27 - dog-eared 27- dog-eared 27- dog-eared  27- dog-eared

I’ve owned this book long enough to un-ear some pages, sometimes because I ended up seeing the poem in question elsewhere and knew I would be able to find it again:

27- dog-eared

Thomas E. Foster and Elizabeth C. Guthrie, editors. A Year in Poetry. New York: Three Rivers, 1995.

“the thing steady and clear”

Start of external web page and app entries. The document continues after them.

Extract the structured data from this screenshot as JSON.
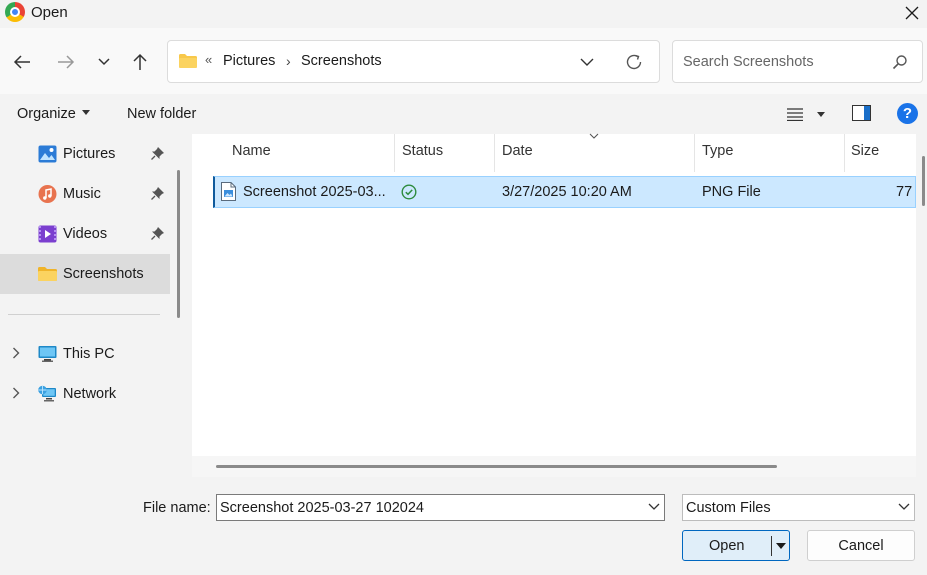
{
  "window": {
    "title": "Open"
  },
  "address": {
    "overflow_glyph": "«",
    "crumbs": [
      "Pictures",
      "Screenshots"
    ],
    "separator": "›"
  },
  "search": {
    "placeholder": "Search Screenshots"
  },
  "toolbar": {
    "organize_label": "Organize",
    "new_folder_label": "New folder",
    "help_label": "?"
  },
  "sidebar": {
    "items": [
      {
        "label": "Pictures",
        "icon": "pictures-icon",
        "pinned": true
      },
      {
        "label": "Music",
        "icon": "music-icon",
        "pinned": true
      },
      {
        "label": "Videos",
        "icon": "videos-icon",
        "pinned": true
      },
      {
        "label": "Screenshots",
        "icon": "folder-icon",
        "selected": true
      },
      {
        "label": "This PC",
        "icon": "computer-icon",
        "expandable": true
      },
      {
        "label": "Network",
        "icon": "network-icon",
        "expandable": true
      }
    ]
  },
  "columns": {
    "name": "Name",
    "status": "Status",
    "date": "Date",
    "type": "Type",
    "size": "Size"
  },
  "files": [
    {
      "name": "Screenshot 2025-03...",
      "status": "synced",
      "date": "3/27/2025 10:20 AM",
      "type": "PNG File",
      "size": "77"
    }
  ],
  "footer": {
    "filename_label": "File name:",
    "filename_value": "Screenshot 2025-03-27 102024",
    "filetype_value": "Custom Files",
    "open_label": "Open",
    "cancel_label": "Cancel"
  },
  "colors": {
    "accent": "#0067c0",
    "selection": "#cce8ff",
    "folder": "#f8c84a"
  }
}
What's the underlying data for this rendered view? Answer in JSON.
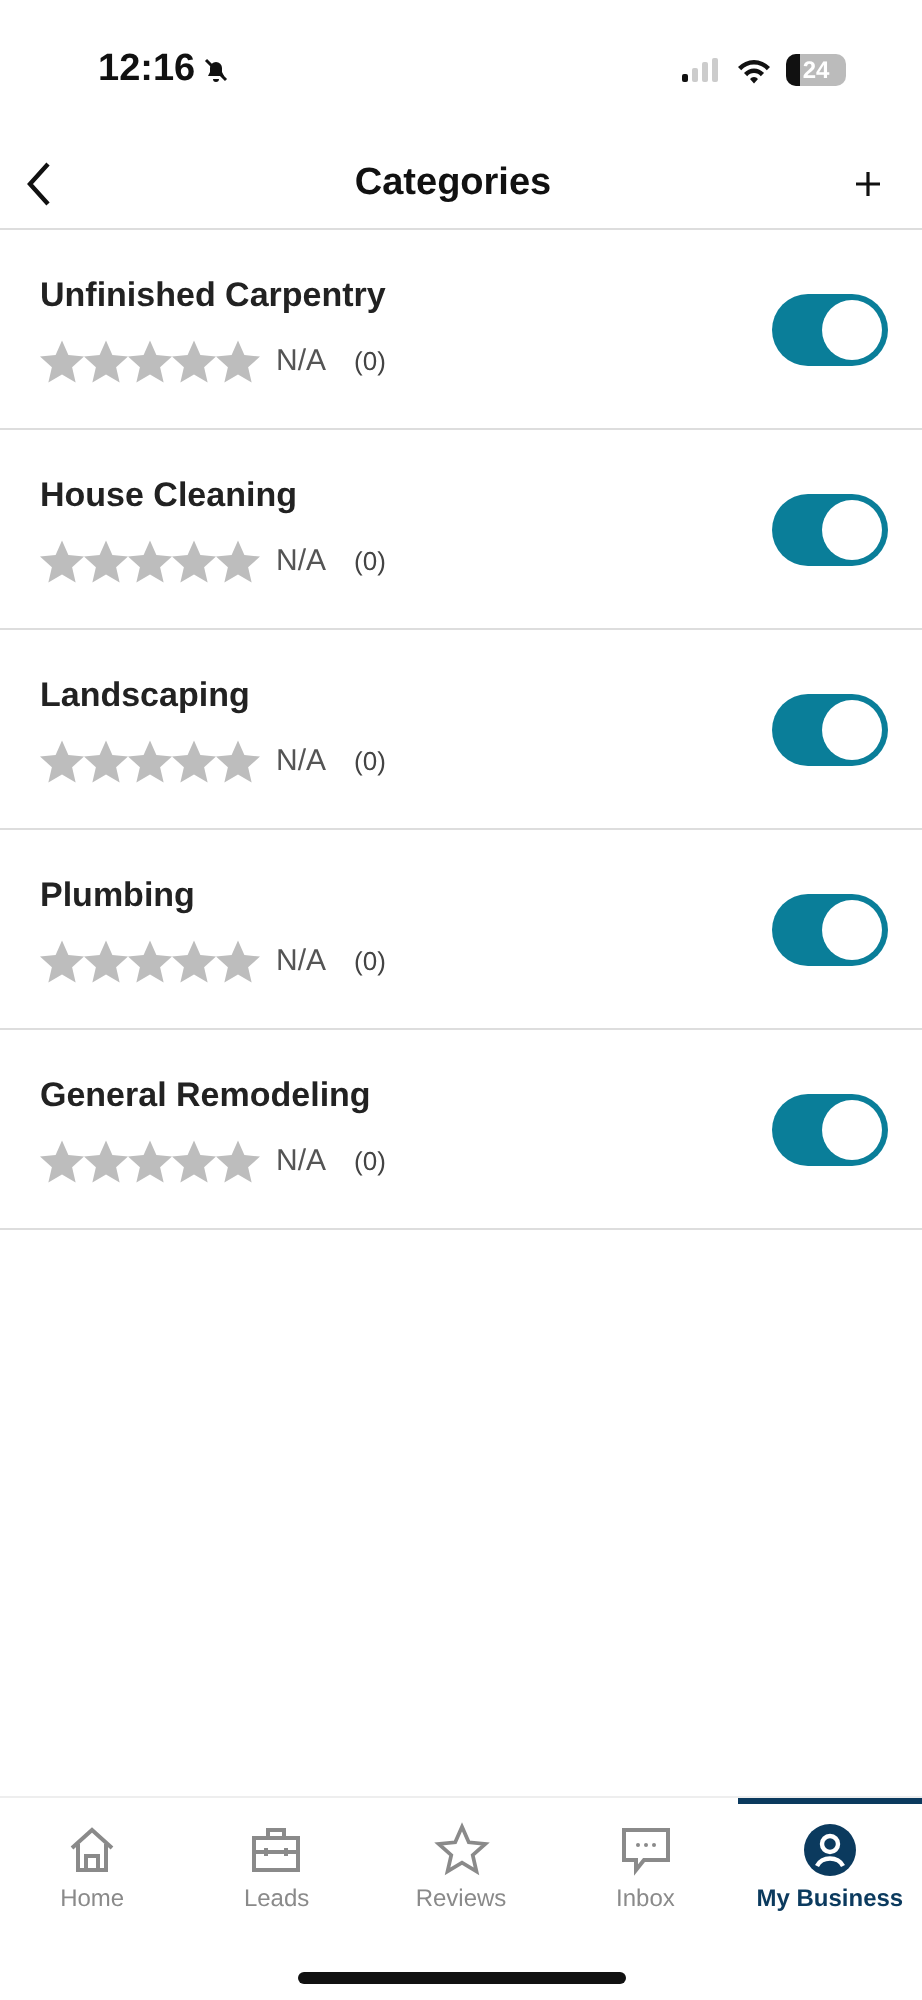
{
  "status_bar": {
    "time": "12:16",
    "battery": "24"
  },
  "nav": {
    "title": "Categories"
  },
  "categories": [
    {
      "name": "Unfinished Carpentry",
      "stars": 0,
      "rating": "N/A",
      "count": "(0)",
      "on": true
    },
    {
      "name": "House Cleaning",
      "stars": 0,
      "rating": "N/A",
      "count": "(0)",
      "on": true
    },
    {
      "name": "Landscaping",
      "stars": 0,
      "rating": "N/A",
      "count": "(0)",
      "on": true
    },
    {
      "name": "Plumbing",
      "stars": 0,
      "rating": "N/A",
      "count": "(0)",
      "on": true
    },
    {
      "name": "General Remodeling",
      "stars": 0,
      "rating": "N/A",
      "count": "(0)",
      "on": true
    }
  ],
  "tab_bar": [
    {
      "kind": "home",
      "label": "Home",
      "selected": false
    },
    {
      "kind": "leads",
      "label": "Leads",
      "selected": false
    },
    {
      "kind": "reviews",
      "label": "Reviews",
      "selected": false
    },
    {
      "kind": "inbox",
      "label": "Inbox",
      "selected": false
    },
    {
      "kind": "business",
      "label": "My Business",
      "selected": true
    }
  ]
}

During church this morning, in the Story for All Ages, the minister retold the parable of the prodigal son, and I found myself sympathizing wholeheartedly with the brother who refuses to participate in the celebration, pointing out to his father [paraphrasing], I have done everything you asked of me, every day, and even tried to anticipate what was needed before you asked for it. Where is the feast for me? And Jack Gilbert’s The Abnormal Is Not Courage — a poem that knocked me off my feet when I was a teenager, to the extent that I copied it out by hand and sent it to friends, came to mind: “I say courage is not the abnormal. / Not the marvelous act. Not Macbeth with fine speeches…”

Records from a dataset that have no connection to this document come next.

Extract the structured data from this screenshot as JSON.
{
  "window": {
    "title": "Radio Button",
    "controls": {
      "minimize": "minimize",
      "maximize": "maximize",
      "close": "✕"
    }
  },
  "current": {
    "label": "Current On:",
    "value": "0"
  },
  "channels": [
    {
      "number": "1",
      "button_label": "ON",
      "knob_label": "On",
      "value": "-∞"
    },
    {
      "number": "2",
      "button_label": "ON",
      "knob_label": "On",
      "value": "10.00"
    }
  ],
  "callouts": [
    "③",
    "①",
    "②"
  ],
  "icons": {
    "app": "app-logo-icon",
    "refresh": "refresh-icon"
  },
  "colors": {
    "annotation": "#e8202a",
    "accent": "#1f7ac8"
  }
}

The older I get, the more I end up arguing with Gilbert’s postulates and conclusions throughout his oeuvre, to the extent that five years ago I drafted a poem about dumping a drink over his head. But on less irritable days I am capable of being captivated by texts I don’t fundamentally agree with (readers of my other journals may recognize this in my repeat visits to Francis Thompson’s “The Hound of Heaven” and C. H. Sisson’s “A Letter to John Donne”). I disagree with “The Abnormal Is Not Courage” because it casts a false mutual exclusivity between the burst of bravery and domestic drudgery. As much as I identify with Martha rather than Mary, the cook instead of the countess, yadda yadda etcetera, the either/or angle doesn’t work for me: whether it’s a one-time stand or a stoic stretch of endurance, call it courage if it propeled the person into harm’s way or out of their comfort zone. I’ll allow that there may be better words than “courage” for assessing and elaborating on such acts, but that is also a reflection of where I seem to be headed both artistically and theologically: a general preference for discussing and examining things in terms of what they are rather than what they are not.

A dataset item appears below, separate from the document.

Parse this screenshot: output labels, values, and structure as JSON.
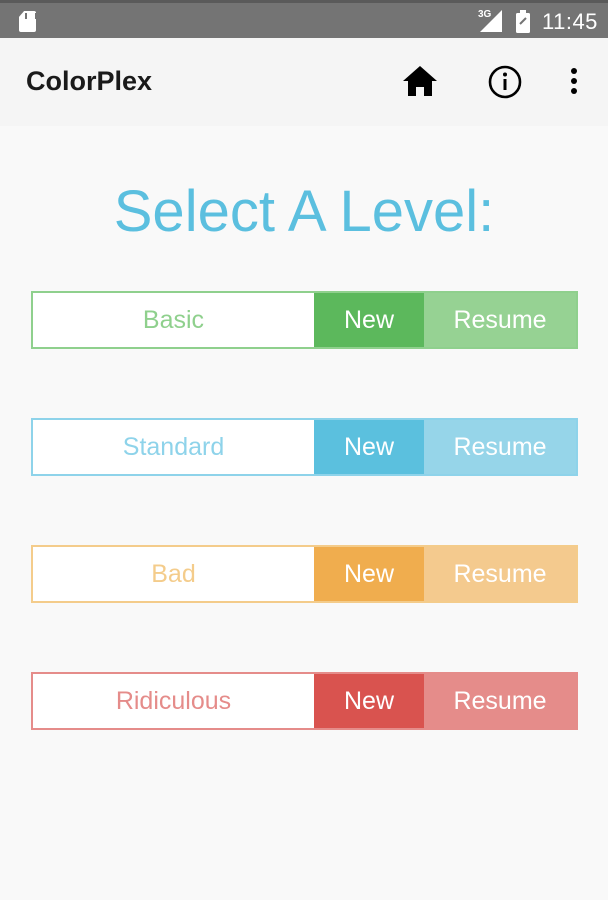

In that vein, “The Abnormal Is Not Courage” remains a touchstone poem for me because I’ve known it for almost thirty years, because it does steer the reader/listener toward those things of many days and long accomplishment. and because thinking about it in tandem with this morning’s services may be the kick in the pants I needed to rework the Pittsburgh poem and the Martha poem and draft some new ones on related themes. This morning’s sermon presented a bounty of springboards. Rev. Gail mentioned that she had planned the service with a worship associate, Rachel Rogers, who had read the parable from Luke (15:11-32) as a story about three kinds of courage: the courage of the prodigal, first in claiming his inheritance for adventure and later in admitting that he had screwed up; the courage of the older brother, in showing vulnerability by voicing his anger and hurt; and the courage of the father, both in welcoming the prodigal back into the family and in going out to the unhappy sibling — the courage of trying to keep connections alive. (The title of the sermon was “Loving without Limitation.”) Rev. Gail also spent some time describing her experience of reading Henri Nouwen’s Return of the Prodigal Son — about identifying with all the bystanders Rembrandt depicted in his painting. (She placed a copy of the book next to the pulpit, and there was a QR code linking to the painting in the order of service.)

Plenty to think about. Plenty to write about. As ever.